Read the entries that follow and give each one again precisely.

(Dataset entries)

---

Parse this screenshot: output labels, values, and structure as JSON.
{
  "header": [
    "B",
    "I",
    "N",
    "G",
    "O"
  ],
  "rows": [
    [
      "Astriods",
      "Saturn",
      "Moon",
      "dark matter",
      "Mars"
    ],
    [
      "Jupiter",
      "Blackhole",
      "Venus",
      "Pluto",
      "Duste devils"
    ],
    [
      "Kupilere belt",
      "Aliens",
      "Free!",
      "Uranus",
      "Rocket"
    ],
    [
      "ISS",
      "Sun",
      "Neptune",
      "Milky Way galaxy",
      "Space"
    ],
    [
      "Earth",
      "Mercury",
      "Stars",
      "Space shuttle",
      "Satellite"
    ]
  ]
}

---

**Exercise response**
Parse this screenshot: output labels, values, and structure as JSON.
{
  "header": [
    "B",
    "I",
    "N",
    "G",
    "O"
  ],
  "rows": [
    [
      "Astriods",
      "Saturn",
      "Moon",
      "dark matter",
      "Mars"
    ],
    [
      "Jupiter",
      "Blackhole",
      "Venus",
      "Pluto",
      "Duste devils"
    ],
    [
      "Kupilere belt",
      "Aliens",
      "Free!",
      "Uranus",
      "Rocket"
    ],
    [
      "ISS",
      "Sun",
      "Neptune",
      "Milky Way galaxy",
      "Space"
    ],
    [
      "Earth",
      "Mercury",
      "Stars",
      "Space shuttle",
      "Satellite"
    ]
  ]
}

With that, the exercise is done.